The show has shifted from being a little more naturalistic and intimate to backhandedly pushing products like cruise lines and beverages while introducing a three year old to a cast that consists of twenty and thirtysomethings. It’s strange but, alas, growing pains.
The good is still there though: characters like Rachel are still as hungry for life and love as possible; the budding romance between Sean and Megan is suffocatingly adorable; John and his rap career are still as funny as they were; and everyone seems to be having a great time. A big part of the show is the parents of the cast, who pop in to contextualize situations and serve as empathetic sounding boards for the many problems that Down syndrome persons deal with. The magic is still there but it can get lost in the reality of making a show in 2017.
Still, one person in the non-central cast continues shines through — and has been shining — as episodes continue on and on: Kris, Megan’s mom. Kris is a fortysomething single mother who is dedicated to her daughter, serving as her manager and confidant and general shoulder to lean or cry on. She is the type of mother who is there for her daughter’s every request but, as both are aware, has the unfortunate duty of breaking dreams by micro-dosing reality to someone like Megan who wants kids and wants to be an actress and wants to be independent but can only do so much given her disorder.

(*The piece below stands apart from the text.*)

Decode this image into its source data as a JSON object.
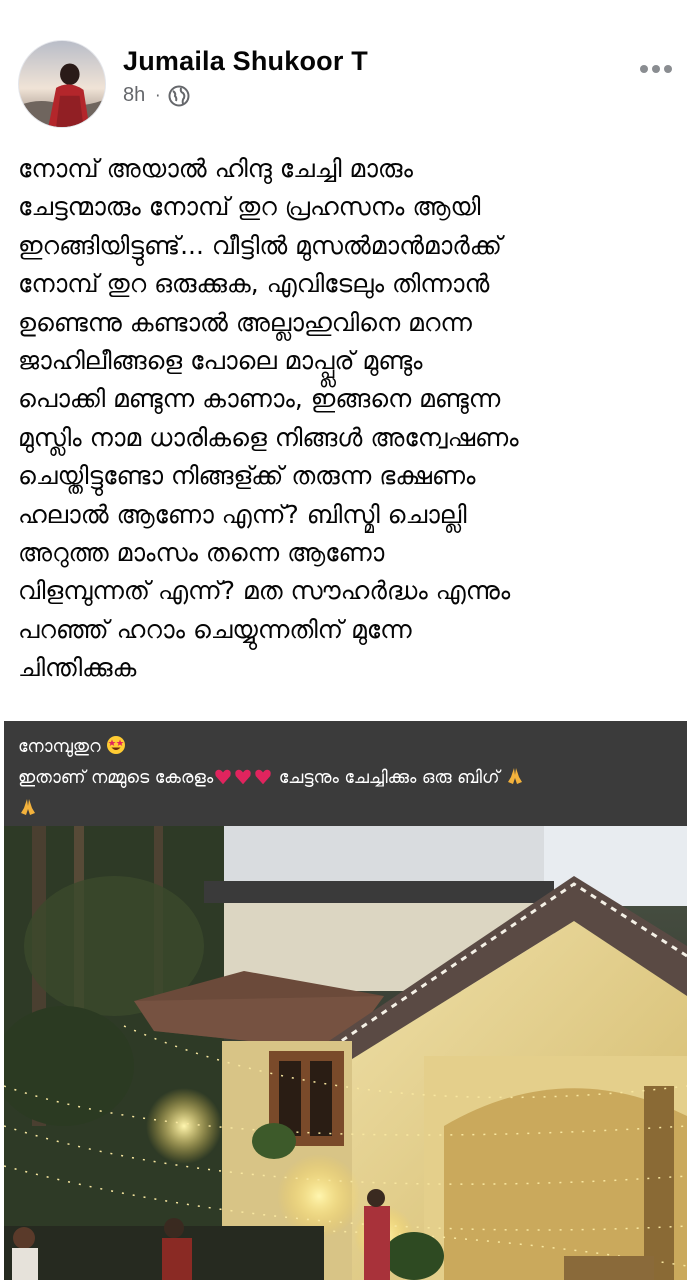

But what Kris does is represent the type of zen parent that we all wish we had. Many of us have great parents and many of us love our parents but Kris is the type of parent who you wish you had as a friend, the type who is as willing to sit and talk over champagne as she is to volunteer at a soup kitchen. She is incredibly telegenic and is constantly a willing comedic foil to the cast’s follies (one minute she is stifling a date, another she is the target of date solicitations).

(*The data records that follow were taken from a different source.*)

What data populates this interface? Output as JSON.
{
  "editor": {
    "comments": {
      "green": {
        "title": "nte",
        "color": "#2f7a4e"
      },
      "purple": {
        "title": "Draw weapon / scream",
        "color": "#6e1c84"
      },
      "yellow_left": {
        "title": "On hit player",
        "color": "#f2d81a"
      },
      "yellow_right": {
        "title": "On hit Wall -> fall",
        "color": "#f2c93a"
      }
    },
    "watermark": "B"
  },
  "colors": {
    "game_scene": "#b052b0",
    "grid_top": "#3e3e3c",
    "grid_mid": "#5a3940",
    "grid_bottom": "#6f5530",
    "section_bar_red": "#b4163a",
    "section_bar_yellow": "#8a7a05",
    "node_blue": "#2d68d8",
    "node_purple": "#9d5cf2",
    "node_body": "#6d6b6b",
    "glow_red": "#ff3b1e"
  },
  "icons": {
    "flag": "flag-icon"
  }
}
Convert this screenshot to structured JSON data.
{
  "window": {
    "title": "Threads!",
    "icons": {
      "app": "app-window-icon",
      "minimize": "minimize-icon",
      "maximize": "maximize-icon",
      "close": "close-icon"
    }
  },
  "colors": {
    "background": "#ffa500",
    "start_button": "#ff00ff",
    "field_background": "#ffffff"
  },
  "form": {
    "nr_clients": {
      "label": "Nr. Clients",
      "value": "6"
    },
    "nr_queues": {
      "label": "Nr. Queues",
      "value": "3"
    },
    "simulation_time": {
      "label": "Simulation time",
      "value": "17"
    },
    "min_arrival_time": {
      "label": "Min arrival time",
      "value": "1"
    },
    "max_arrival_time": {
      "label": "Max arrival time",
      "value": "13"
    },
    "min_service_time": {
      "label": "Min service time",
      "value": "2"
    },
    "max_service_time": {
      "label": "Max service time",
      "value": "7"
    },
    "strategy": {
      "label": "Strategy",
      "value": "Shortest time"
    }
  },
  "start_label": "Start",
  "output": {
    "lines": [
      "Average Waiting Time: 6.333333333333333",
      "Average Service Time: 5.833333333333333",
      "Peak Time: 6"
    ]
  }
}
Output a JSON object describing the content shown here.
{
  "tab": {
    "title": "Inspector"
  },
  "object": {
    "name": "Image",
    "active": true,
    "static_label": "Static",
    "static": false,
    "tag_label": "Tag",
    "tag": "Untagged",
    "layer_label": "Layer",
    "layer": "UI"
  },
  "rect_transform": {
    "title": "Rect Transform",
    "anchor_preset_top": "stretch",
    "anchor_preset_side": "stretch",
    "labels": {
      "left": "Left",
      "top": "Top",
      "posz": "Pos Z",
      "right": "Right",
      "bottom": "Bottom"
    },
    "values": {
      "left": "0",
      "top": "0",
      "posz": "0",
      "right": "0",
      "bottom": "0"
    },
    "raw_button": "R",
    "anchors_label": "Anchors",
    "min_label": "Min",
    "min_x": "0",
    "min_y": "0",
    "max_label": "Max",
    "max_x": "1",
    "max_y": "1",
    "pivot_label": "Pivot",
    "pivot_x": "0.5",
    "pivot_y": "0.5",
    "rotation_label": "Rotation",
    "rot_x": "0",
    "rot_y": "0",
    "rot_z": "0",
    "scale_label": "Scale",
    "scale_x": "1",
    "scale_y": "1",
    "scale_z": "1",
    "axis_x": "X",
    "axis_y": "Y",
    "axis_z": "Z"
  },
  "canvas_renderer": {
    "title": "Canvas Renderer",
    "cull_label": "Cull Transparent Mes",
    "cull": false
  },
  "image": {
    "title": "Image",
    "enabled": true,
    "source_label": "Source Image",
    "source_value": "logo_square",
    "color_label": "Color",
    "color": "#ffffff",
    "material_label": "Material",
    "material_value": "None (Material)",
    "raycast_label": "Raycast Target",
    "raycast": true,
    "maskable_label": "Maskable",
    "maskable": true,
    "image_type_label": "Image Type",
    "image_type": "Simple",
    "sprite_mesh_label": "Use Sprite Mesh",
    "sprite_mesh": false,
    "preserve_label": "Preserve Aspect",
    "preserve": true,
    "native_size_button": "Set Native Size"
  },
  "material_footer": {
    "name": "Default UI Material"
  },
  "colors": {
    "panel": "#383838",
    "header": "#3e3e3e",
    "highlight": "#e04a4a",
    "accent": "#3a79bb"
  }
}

Kris is also so extremely guarded which is a rarity in reality television. As she shared with The Gazette during the show’s second season, it’s a risk to be so available to television but she trusts (and pressures) the show to represent them all well. It’s nice to be on TV too but, as she notes, it’s a bit of advocacy and ambassadorship regarding the experiences of the differently abled. “We worked hard with early intervention and negotiated with the school systems for years and now we’re navigating the adult system,” she said. “We’re like a lot of other families with issues.”
She also has such a sharp eye for the world, one that the other parents have but rarely articulate. A little bit in a People interview reveals it all, in reference to her helping her daughter create a tie-dye business called Megology.
“We needed something that could provide self-employment for Megan,” says Kris. “I knew most of the jobs Megan would be presented with in life involved cleaning up after people or minimal social interaction. Those wouldn’t be a good fit.”
As someone who sees the world for what it is, someone who has had relative markers of success, Kris doesn’t sit around feeling sorry for anyone. She is sympathetic, yes, but she is a fierce advocate for dignity. That’s why she’s so lovable.
Born This Way is fantastic and a never ending feel good parade but people like Kris represent an everyday realness that you rarely see on television. She’s the type of person you’d love to have in your life and, whether performed or not, she seems like she has everything in her life in order. We can all hope to be like this.